> _Exercise goal_:
A faithful copy of the data, pictures omitted, is the required answer.

> _Entries provided_:
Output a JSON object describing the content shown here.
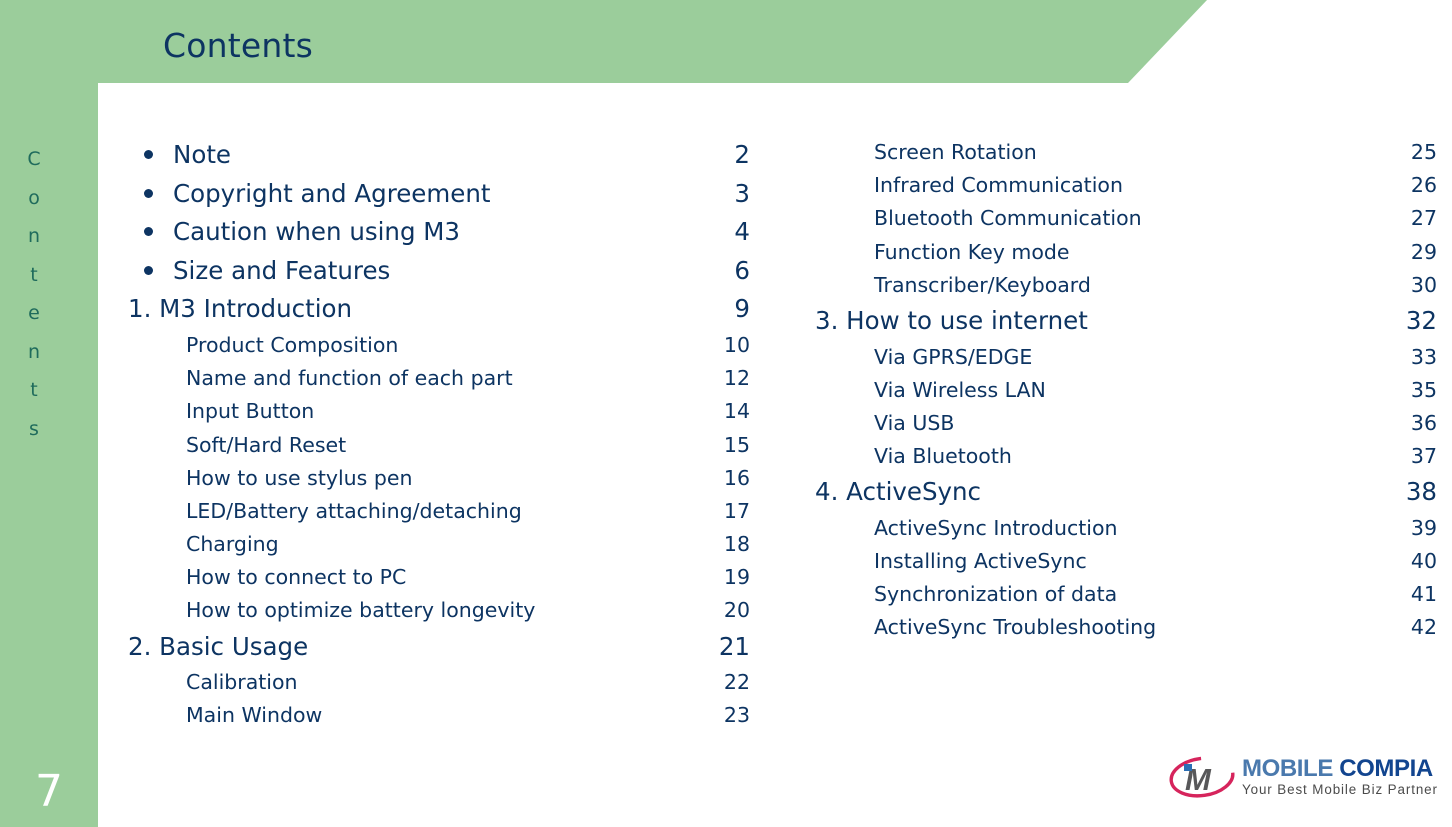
{
  "header": {
    "title": "Contents",
    "band_color": "#9bcd9b",
    "title_color": "#0d3462"
  },
  "sidebar": {
    "vertical_label": "Contents",
    "vertical_label_letters": [
      "C",
      "o",
      "n",
      "t",
      "e",
      "n",
      "t",
      "s"
    ],
    "vertical_label_color": "#1f6b5c",
    "page_number": "7",
    "page_number_color": "#ffffff",
    "background_color": "#9bcd9b"
  },
  "toc": {
    "text_color": "#0d3462",
    "left_column": [
      {
        "level": "bullet",
        "label": "Note",
        "page": "2"
      },
      {
        "level": "bullet",
        "label": "Copyright and Agreement",
        "page": "3"
      },
      {
        "level": "bullet",
        "label": "Caution when using M3",
        "page": "4"
      },
      {
        "level": "bullet",
        "label": "Size and Features",
        "page": "6"
      },
      {
        "level": "section",
        "label": "1. M3 Introduction",
        "page": "9"
      },
      {
        "level": "sub",
        "label": "Product Composition",
        "page": "10"
      },
      {
        "level": "sub",
        "label": "Name and function of each part",
        "page": "12"
      },
      {
        "level": "sub",
        "label": "Input Button",
        "page": "14"
      },
      {
        "level": "sub",
        "label": "Soft/Hard Reset",
        "page": "15"
      },
      {
        "level": "sub",
        "label": "How to use stylus pen",
        "page": "16"
      },
      {
        "level": "sub",
        "label": "LED/Battery attaching/detaching",
        "page": "17"
      },
      {
        "level": "sub",
        "label": "Charging",
        "page": "18"
      },
      {
        "level": "sub",
        "label": "How to connect to PC",
        "page": "19"
      },
      {
        "level": "sub",
        "label": "How to optimize battery longevity",
        "page": "20"
      },
      {
        "level": "section",
        "label": "2. Basic Usage",
        "page": "21"
      },
      {
        "level": "sub",
        "label": "Calibration",
        "page": "22"
      },
      {
        "level": "sub",
        "label": "Main Window",
        "page": "23"
      }
    ],
    "right_column": [
      {
        "level": "sub",
        "label": "Screen Rotation",
        "page": "25"
      },
      {
        "level": "sub",
        "label": "Infrared Communication",
        "page": "26"
      },
      {
        "level": "sub",
        "label": "Bluetooth Communication",
        "page": "27"
      },
      {
        "level": "sub",
        "label": "Function Key mode",
        "page": "29"
      },
      {
        "level": "sub",
        "label": "Transcriber/Keyboard",
        "page": "30"
      },
      {
        "level": "section",
        "label": "3. How to use internet",
        "page": "32"
      },
      {
        "level": "sub",
        "label": "Via GPRS/EDGE",
        "page": "33"
      },
      {
        "level": "sub",
        "label": "Via Wireless LAN",
        "page": "35"
      },
      {
        "level": "sub",
        "label": "Via USB",
        "page": "36"
      },
      {
        "level": "sub",
        "label": "Via Bluetooth",
        "page": "37"
      },
      {
        "level": "section",
        "label": "4. ActiveSync",
        "page": "38"
      },
      {
        "level": "sub",
        "label": "ActiveSync Introduction",
        "page": "39"
      },
      {
        "level": "sub",
        "label": "Installing ActiveSync",
        "page": "40"
      },
      {
        "level": "sub",
        "label": "Synchronization of data",
        "page": "41"
      },
      {
        "level": "sub",
        "label": "ActiveSync Troubleshooting",
        "page": "42"
      }
    ]
  },
  "logo": {
    "mark_letters": "iM",
    "word_1": "MOBILE",
    "word_2": "COMPIA",
    "tagline": "Your Best Mobile Biz Partner",
    "word_1_color": "#4a79ad",
    "word_2_color": "#12458f",
    "tagline_color": "#4b4b4b",
    "ring_color": "#d6245c",
    "mark_color": "#58585a",
    "dot_color": "#2a6fb5"
  }
}
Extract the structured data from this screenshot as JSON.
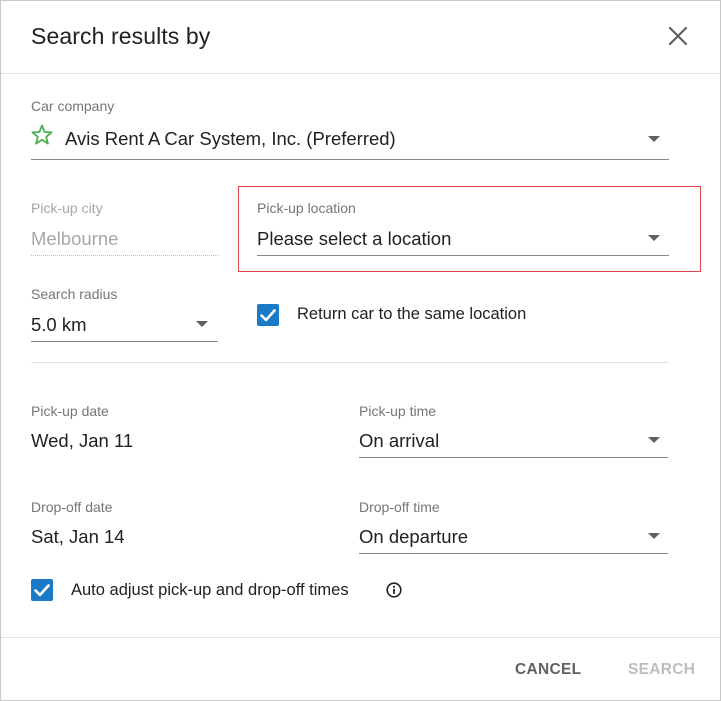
{
  "dialog": {
    "title": "Search results by",
    "close_icon": "close-icon"
  },
  "car_company": {
    "label": "Car company",
    "value": "Avis Rent A Car System, Inc. (Preferred)",
    "icon": "star-outline-icon",
    "icon_color": "#4caf50"
  },
  "pickup_city": {
    "label": "Pick-up city",
    "value": "Melbourne"
  },
  "pickup_location": {
    "label": "Pick-up location",
    "value": "Please select a location",
    "highlight_color": "#e0474c"
  },
  "search_radius": {
    "label": "Search radius",
    "value": "5.0 km"
  },
  "return_same_location": {
    "label": "Return car to the same location",
    "checked": true
  },
  "pickup_date": {
    "label": "Pick-up date",
    "value": "Wed, Jan 11"
  },
  "pickup_time": {
    "label": "Pick-up time",
    "value": "On arrival"
  },
  "dropoff_date": {
    "label": "Drop-off date",
    "value": "Sat, Jan 14"
  },
  "dropoff_time": {
    "label": "Drop-off time",
    "value": "On departure"
  },
  "auto_adjust": {
    "label": "Auto adjust pick-up and drop-off times",
    "checked": true,
    "info_icon": "info-icon"
  },
  "footer": {
    "cancel_label": "CANCEL",
    "search_label": "SEARCH"
  },
  "colors": {
    "checkbox": "#1a7ac7",
    "disabled_text": "#bdbdbd"
  }
}
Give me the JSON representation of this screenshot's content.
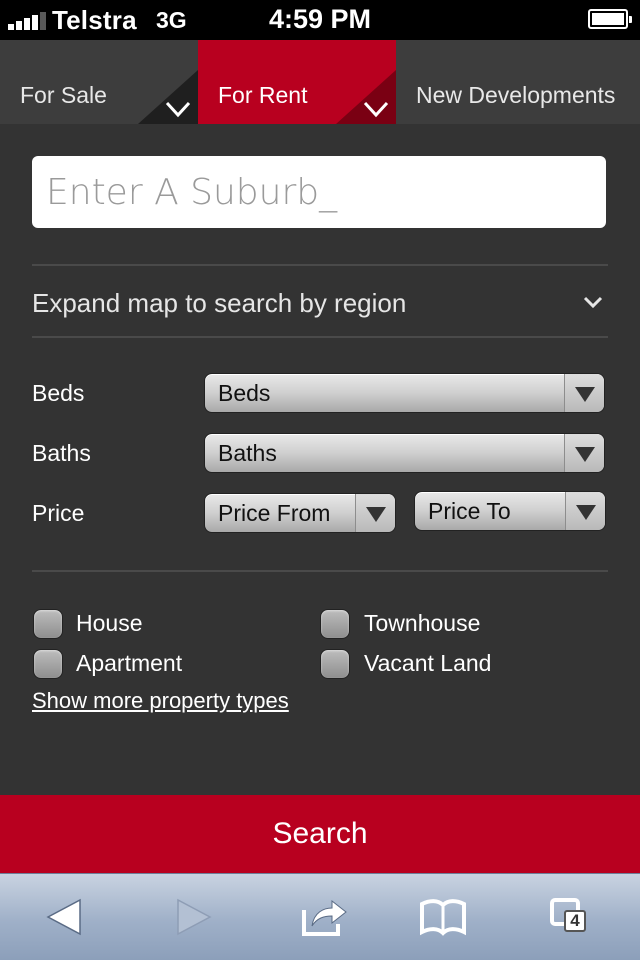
{
  "status_bar": {
    "carrier": "Telstra",
    "network": "3G",
    "time": "4:59 PM"
  },
  "tabs": [
    {
      "label": "For Sale",
      "active": false
    },
    {
      "label": "For Rent",
      "active": true
    },
    {
      "label": "New Developments",
      "active": false
    }
  ],
  "search": {
    "placeholder": "Enter A Suburb_"
  },
  "expand_map": {
    "label": "Expand map to search by region"
  },
  "filters": {
    "beds_label": "Beds",
    "beds_value": "Beds",
    "baths_label": "Baths",
    "baths_value": "Baths",
    "price_label": "Price",
    "price_from_value": "Price From",
    "price_to_value": "Price To"
  },
  "property_types": [
    {
      "label": "House",
      "checked": false
    },
    {
      "label": "Townhouse",
      "checked": false
    },
    {
      "label": "Apartment",
      "checked": false
    },
    {
      "label": "Vacant Land",
      "checked": false
    }
  ],
  "more_types_link": "Show more property types",
  "search_button": "Search",
  "browser_toolbar": {
    "items": [
      "back-icon",
      "forward-icon",
      "share-icon",
      "bookmarks-icon",
      "tabs-icon"
    ],
    "tabs_count": "4"
  },
  "colors": {
    "accent": "#b8001f",
    "background": "#333333",
    "tab_bar": "#3d3d3d"
  }
}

> _Exercise answer_:
Output a JSON object describing the content shown here.
{
  "header": {
    "title": "Contents",
    "band_color": "#9bcd9b",
    "title_color": "#0d3462"
  },
  "sidebar": {
    "vertical_label": "Contents",
    "vertical_label_letters": [
      "C",
      "o",
      "n",
      "t",
      "e",
      "n",
      "t",
      "s"
    ],
    "vertical_label_color": "#1f6b5c",
    "page_number": "7",
    "page_number_color": "#ffffff",
    "background_color": "#9bcd9b"
  },
  "toc": {
    "text_color": "#0d3462",
    "left_column": [
      {
        "level": "bullet",
        "label": "Note",
        "page": "2"
      },
      {
        "level": "bullet",
        "label": "Copyright and Agreement",
        "page": "3"
      },
      {
        "level": "bullet",
        "label": "Caution when using M3",
        "page": "4"
      },
      {
        "level": "bullet",
        "label": "Size and Features",
        "page": "6"
      },
      {
        "level": "section",
        "label": "1. M3 Introduction",
        "page": "9"
      },
      {
        "level": "sub",
        "label": "Product Composition",
        "page": "10"
      },
      {
        "level": "sub",
        "label": "Name and function of each part",
        "page": "12"
      },
      {
        "level": "sub",
        "label": "Input Button",
        "page": "14"
      },
      {
        "level": "sub",
        "label": "Soft/Hard Reset",
        "page": "15"
      },
      {
        "level": "sub",
        "label": "How to use stylus pen",
        "page": "16"
      },
      {
        "level": "sub",
        "label": "LED/Battery attaching/detaching",
        "page": "17"
      },
      {
        "level": "sub",
        "label": "Charging",
        "page": "18"
      },
      {
        "level": "sub",
        "label": "How to connect to PC",
        "page": "19"
      },
      {
        "level": "sub",
        "label": "How to optimize battery longevity",
        "page": "20"
      },
      {
        "level": "section",
        "label": "2. Basic Usage",
        "page": "21"
      },
      {
        "level": "sub",
        "label": "Calibration",
        "page": "22"
      },
      {
        "level": "sub",
        "label": "Main Window",
        "page": "23"
      }
    ],
    "right_column": [
      {
        "level": "sub",
        "label": "Screen Rotation",
        "page": "25"
      },
      {
        "level": "sub",
        "label": "Infrared Communication",
        "page": "26"
      },
      {
        "level": "sub",
        "label": "Bluetooth Communication",
        "page": "27"
      },
      {
        "level": "sub",
        "label": "Function Key mode",
        "page": "29"
      },
      {
        "level": "sub",
        "label": "Transcriber/Keyboard",
        "page": "30"
      },
      {
        "level": "section",
        "label": "3. How to use internet",
        "page": "32"
      },
      {
        "level": "sub",
        "label": "Via GPRS/EDGE",
        "page": "33"
      },
      {
        "level": "sub",
        "label": "Via Wireless LAN",
        "page": "35"
      },
      {
        "level": "sub",
        "label": "Via USB",
        "page": "36"
      },
      {
        "level": "sub",
        "label": "Via Bluetooth",
        "page": "37"
      },
      {
        "level": "section",
        "label": "4. ActiveSync",
        "page": "38"
      },
      {
        "level": "sub",
        "label": "ActiveSync Introduction",
        "page": "39"
      },
      {
        "level": "sub",
        "label": "Installing ActiveSync",
        "page": "40"
      },
      {
        "level": "sub",
        "label": "Synchronization of data",
        "page": "41"
      },
      {
        "level": "sub",
        "label": "ActiveSync Troubleshooting",
        "page": "42"
      }
    ]
  },
  "logo": {
    "mark_letters": "iM",
    "word_1": "MOBILE",
    "word_2": "COMPIA",
    "tagline": "Your Best Mobile Biz Partner",
    "word_1_color": "#4a79ad",
    "word_2_color": "#12458f",
    "tagline_color": "#4b4b4b",
    "ring_color": "#d6245c",
    "mark_color": "#58585a",
    "dot_color": "#2a6fb5"
  }
}
Extract the structured data from this screenshot as JSON.
{
  "dialog": {
    "title": "Search results by",
    "close_icon": "close-icon"
  },
  "car_company": {
    "label": "Car company",
    "value": "Avis Rent A Car System, Inc. (Preferred)",
    "icon": "star-outline-icon",
    "icon_color": "#4caf50"
  },
  "pickup_city": {
    "label": "Pick-up city",
    "value": "Melbourne"
  },
  "pickup_location": {
    "label": "Pick-up location",
    "value": "Please select a location",
    "highlight_color": "#e0474c"
  },
  "search_radius": {
    "label": "Search radius",
    "value": "5.0 km"
  },
  "return_same_location": {
    "label": "Return car to the same location",
    "checked": true
  },
  "pickup_date": {
    "label": "Pick-up date",
    "value": "Wed, Jan 11"
  },
  "pickup_time": {
    "label": "Pick-up time",
    "value": "On arrival"
  },
  "dropoff_date": {
    "label": "Drop-off date",
    "value": "Sat, Jan 14"
  },
  "dropoff_time": {
    "label": "Drop-off time",
    "value": "On departure"
  },
  "auto_adjust": {
    "label": "Auto adjust pick-up and drop-off times",
    "checked": true,
    "info_icon": "info-icon"
  },
  "footer": {
    "cancel_label": "CANCEL",
    "search_label": "SEARCH"
  },
  "colors": {
    "checkbox": "#1a7ac7",
    "disabled_text": "#bdbdbd"
  }
}
Give me the JSON representation of this screenshot's content.
{
  "status_bar": {
    "carrier": "Telstra",
    "network": "3G",
    "time": "4:59 PM"
  },
  "tabs": [
    {
      "label": "For Sale",
      "active": false
    },
    {
      "label": "For Rent",
      "active": true
    },
    {
      "label": "New Developments",
      "active": false
    }
  ],
  "search": {
    "placeholder": "Enter A Suburb_"
  },
  "expand_map": {
    "label": "Expand map to search by region"
  },
  "filters": {
    "beds_label": "Beds",
    "beds_value": "Beds",
    "baths_label": "Baths",
    "baths_value": "Baths",
    "price_label": "Price",
    "price_from_value": "Price From",
    "price_to_value": "Price To"
  },
  "property_types": [
    {
      "label": "House",
      "checked": false
    },
    {
      "label": "Townhouse",
      "checked": false
    },
    {
      "label": "Apartment",
      "checked": false
    },
    {
      "label": "Vacant Land",
      "checked": false
    }
  ],
  "more_types_link": "Show more property types",
  "search_button": "Search",
  "browser_toolbar": {
    "items": [
      "back-icon",
      "forward-icon",
      "share-icon",
      "bookmarks-icon",
      "tabs-icon"
    ],
    "tabs_count": "4"
  },
  "colors": {
    "accent": "#b8001f",
    "background": "#333333",
    "tab_bar": "#3d3d3d"
  }
}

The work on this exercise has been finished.